The dram (դրամ; sign: ֏; code: AMD) is the monetary unit of Armenia and the neighboring unrecognized Republic of Artsakh (Nagorno-Karabakh). It was historically subdivided into 100 luma (լումա). The word "dram" translates into English as "money" and is cognate with the Greek drachma and the Arabic dirham, as well as the English weight unit dram. The first instance of a dram currency was in the period from 1199 to 1375, when silver coins called dram were issued.
On 21 September 1991, a national referendum proclaimed Armenia as a republic independent from the Soviet Union. The Central Bank of Armenia, established on 27 March 1993, was given the exclusive right of issuing the national currency.
In the immediate aftermath of the collapse of the Soviet Union attempts were made to maintain a common currency (the Russian ruble) among CIS states. Armenia joined this ruble zone. However it soon became clear that maintaining a currency union in the unstable political and economical circumstances of the post-Soviet states would be very difficult. The ruble zone effectively collapsed with the unilateral monetary reform in Russia, 1993. As result the states that were still participating (Kazakhstan, Uzbekistan, Turkmenistan, Moldova, Armenia and Georgia) were 'pushed out' and forced to introduce separate currencies. Armenia was one of the last countries to do so when it introduced the dram on 22 November 1993.

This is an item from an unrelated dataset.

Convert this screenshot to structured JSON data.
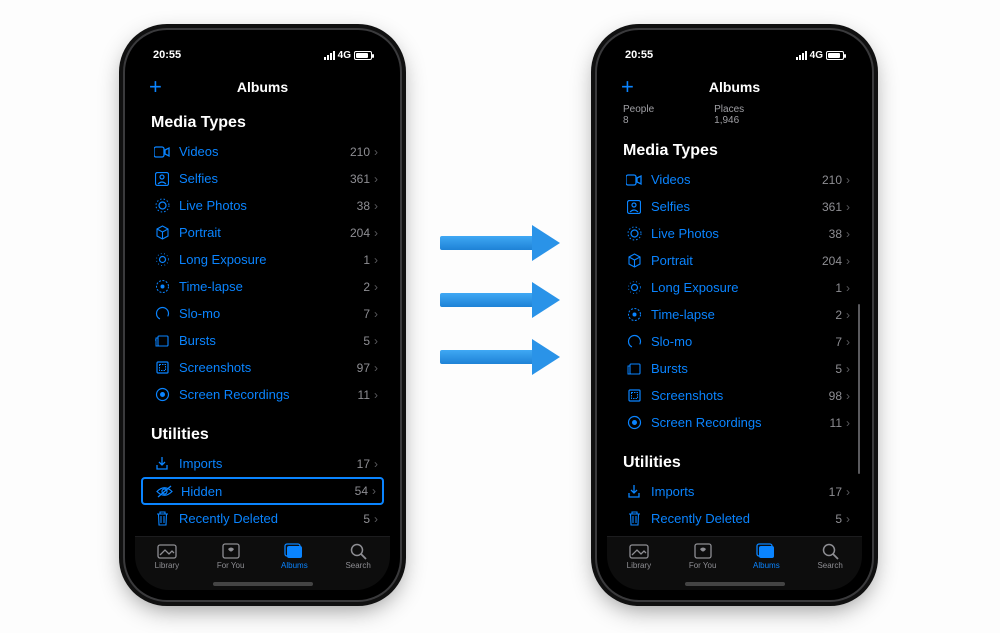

After its proclamation of independence, Armenia put into circulation its own national currency, the Armenian Dram; this required a monetary sign. As the result of common business practice and the unique pattern of Armenian letters, the shape of the sign and its variations appeared in the business scratches (daybooks). Until the official endorsement of the sign a number of artists and businessmen developed and offered various shapes for it. Now the dram symbol is included in the Armenian standard for the national characters and symbols and in the Armenian computer fonts. The current standard sign for the Armenian dram (֏, image: ; Դրամ; code: AMD) was designed in 1995. In Unicode, it is encoded at.
In 1994, a first series of aluminium coins was introduced in denominations of 10, 20 and 50 luma, 1, 3, 5 and 10 dram. In 2003 and 2004, a second series consisting of 10, 20, 50, 100, 200 and 500 dram coins was introduced to replace the first series.
The Central Bank has also issued a great number of commemorative coins intended for sale to collectors. A listing can be found at the authorized central bank distributors.
In 1994, a first series of aluminium coins was introduced in denominations of 10, 20 and 50 luma, 1, 3, 5 and 10 dram. At present only the 10 dram coin is still in use. The other coins are officially in circulation but not really used because of their low nominal value.
* All coins bear the year of the first issue (1994).